(New Zealand, Australia 1972 – )
installation dimensions variable
Daniel von Sturmer… uses video, sculpture and installation in combination to explore spatial relationships. … 'Screen Test' 2004, comprises four different sized screens positioned on the floor at different angles. Each screen or object is situated in specific relation to the gallery space and emphasizes the viewing experience – this dynamic was an aspect of minimalism, and suggests some of the art-historical ideas informing von Sturmer’s practice. In each projected image objects come to life, seemingly of their own accord: a balloon inflates and deflates; a light turns on and off; paper streamers unravel; and a sponge falls from one screen to another.

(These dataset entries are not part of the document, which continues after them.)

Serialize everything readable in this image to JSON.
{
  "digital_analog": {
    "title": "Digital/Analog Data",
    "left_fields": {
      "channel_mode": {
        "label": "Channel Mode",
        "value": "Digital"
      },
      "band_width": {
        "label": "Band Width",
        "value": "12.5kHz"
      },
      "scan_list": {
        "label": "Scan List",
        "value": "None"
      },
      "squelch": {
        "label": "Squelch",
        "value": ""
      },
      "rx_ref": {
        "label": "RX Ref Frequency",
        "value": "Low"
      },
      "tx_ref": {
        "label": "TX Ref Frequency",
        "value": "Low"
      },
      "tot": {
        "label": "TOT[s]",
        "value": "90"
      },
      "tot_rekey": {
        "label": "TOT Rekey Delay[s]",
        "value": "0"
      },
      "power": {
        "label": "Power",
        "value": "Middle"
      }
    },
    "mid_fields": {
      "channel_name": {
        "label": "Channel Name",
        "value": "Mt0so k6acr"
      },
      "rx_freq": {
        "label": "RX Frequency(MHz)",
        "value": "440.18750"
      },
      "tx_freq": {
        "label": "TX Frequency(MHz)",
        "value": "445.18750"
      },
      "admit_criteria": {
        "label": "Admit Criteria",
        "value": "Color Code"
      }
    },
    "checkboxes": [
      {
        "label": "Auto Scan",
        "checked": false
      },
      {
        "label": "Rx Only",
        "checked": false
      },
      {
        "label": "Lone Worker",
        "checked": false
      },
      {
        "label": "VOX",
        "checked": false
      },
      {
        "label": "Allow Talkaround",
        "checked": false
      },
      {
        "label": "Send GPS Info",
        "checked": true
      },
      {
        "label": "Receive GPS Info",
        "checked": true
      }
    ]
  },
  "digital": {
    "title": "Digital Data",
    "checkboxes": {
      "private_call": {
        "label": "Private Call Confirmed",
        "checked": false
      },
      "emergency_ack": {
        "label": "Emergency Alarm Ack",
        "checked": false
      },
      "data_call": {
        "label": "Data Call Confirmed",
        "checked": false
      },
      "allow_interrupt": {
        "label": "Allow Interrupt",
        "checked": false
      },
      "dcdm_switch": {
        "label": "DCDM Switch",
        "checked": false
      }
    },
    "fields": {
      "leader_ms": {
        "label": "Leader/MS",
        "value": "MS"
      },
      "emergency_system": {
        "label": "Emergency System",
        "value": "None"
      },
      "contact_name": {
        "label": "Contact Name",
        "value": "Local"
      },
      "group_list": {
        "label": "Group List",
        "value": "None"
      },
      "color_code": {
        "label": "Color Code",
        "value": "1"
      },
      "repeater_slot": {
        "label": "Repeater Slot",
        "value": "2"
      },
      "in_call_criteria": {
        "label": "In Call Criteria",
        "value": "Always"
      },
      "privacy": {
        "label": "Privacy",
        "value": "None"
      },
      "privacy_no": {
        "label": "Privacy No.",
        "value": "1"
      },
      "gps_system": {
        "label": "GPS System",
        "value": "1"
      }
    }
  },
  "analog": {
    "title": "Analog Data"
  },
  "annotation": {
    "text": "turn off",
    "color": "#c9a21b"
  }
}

In contrast to the blacked out-environment of most video installations, von Sturmer’s work is presented in gallery light, and with projectors on view. His furtive activities consider perceptual quandaries of space and time: the weightless pictorial space within the video, the real space within each screen and the larger space of the gallery. And so when a sponge falls from one frame to the next without a hand in sight, we wonder how it defies the laws of gravity. These are theoretical questions played out by the most humble of means. If events are inextricably linked, then the playful visual conundrums von Sturmer describes wander through both real and virtual dimensions.
Natasha Bullock, ‘Times of our lives’, Anne Landa Award for video and new media arts, Art Gallery of New South Wales, Sydney, 2006, p.8
Geraldine Barlow, Anne Landa award for video and new media arts, 'Times of our lives' by Natasha Bullock; 'Daniel von Sturmer, the smallest thing, and everything', Sydney, 2006.
Anne Landa Award for video and new media arts, Art Gallery of New South Wales, Sydney, 18 Nov 2006–11 Feb 2007